## REQUIREMENT
Go through the material below and count the lines containing the word "JSON". Give that number by itself.

BEGIN

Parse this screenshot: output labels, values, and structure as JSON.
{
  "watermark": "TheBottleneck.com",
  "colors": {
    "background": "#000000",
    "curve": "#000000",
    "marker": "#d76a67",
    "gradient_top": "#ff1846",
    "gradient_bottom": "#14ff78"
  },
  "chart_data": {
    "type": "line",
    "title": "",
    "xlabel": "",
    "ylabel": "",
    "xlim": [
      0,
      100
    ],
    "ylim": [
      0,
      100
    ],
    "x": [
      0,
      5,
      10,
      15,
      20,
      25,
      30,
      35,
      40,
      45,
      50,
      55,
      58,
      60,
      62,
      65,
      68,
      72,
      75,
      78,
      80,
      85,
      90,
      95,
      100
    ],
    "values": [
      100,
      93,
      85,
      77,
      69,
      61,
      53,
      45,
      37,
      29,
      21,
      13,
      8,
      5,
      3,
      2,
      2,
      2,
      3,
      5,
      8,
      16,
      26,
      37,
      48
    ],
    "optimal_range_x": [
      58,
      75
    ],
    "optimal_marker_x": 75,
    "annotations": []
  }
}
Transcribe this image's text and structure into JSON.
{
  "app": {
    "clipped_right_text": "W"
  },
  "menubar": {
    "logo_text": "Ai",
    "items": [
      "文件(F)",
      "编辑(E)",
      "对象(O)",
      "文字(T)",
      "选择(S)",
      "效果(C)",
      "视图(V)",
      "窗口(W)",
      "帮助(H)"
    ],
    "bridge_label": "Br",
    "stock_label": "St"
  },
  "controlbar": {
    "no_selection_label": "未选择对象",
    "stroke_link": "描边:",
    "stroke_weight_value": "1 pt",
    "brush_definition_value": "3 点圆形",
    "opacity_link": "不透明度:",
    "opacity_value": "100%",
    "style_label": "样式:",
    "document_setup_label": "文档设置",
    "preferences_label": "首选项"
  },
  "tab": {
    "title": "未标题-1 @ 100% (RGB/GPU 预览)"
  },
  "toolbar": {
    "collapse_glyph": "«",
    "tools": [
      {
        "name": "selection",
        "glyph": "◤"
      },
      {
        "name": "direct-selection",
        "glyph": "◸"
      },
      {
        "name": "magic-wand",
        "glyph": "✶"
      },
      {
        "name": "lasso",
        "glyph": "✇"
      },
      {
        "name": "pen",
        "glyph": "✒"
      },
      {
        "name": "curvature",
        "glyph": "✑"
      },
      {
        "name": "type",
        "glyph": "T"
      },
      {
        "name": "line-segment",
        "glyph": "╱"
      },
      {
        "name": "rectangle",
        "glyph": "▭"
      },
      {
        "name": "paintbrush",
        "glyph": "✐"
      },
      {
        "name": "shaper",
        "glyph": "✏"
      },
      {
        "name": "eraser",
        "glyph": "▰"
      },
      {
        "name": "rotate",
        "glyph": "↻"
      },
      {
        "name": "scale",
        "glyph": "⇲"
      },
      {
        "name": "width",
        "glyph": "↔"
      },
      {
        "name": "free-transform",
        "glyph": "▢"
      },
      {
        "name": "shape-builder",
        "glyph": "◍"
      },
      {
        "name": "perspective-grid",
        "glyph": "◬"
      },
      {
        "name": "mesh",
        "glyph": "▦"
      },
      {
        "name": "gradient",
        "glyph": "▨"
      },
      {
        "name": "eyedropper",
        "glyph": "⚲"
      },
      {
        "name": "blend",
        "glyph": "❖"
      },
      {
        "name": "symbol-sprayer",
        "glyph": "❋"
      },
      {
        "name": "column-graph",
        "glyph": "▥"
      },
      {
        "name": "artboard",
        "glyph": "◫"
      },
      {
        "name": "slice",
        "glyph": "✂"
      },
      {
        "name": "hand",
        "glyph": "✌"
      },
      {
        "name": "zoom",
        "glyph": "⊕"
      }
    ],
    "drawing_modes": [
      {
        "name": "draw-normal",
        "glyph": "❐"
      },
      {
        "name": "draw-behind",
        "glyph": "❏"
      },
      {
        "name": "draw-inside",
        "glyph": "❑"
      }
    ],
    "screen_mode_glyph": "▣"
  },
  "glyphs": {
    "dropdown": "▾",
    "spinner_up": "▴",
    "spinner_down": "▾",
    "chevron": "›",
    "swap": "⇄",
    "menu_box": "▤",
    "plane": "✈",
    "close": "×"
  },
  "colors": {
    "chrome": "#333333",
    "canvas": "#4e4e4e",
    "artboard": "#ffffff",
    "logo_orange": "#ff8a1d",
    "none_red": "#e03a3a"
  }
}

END

## ANSWER BELOW
2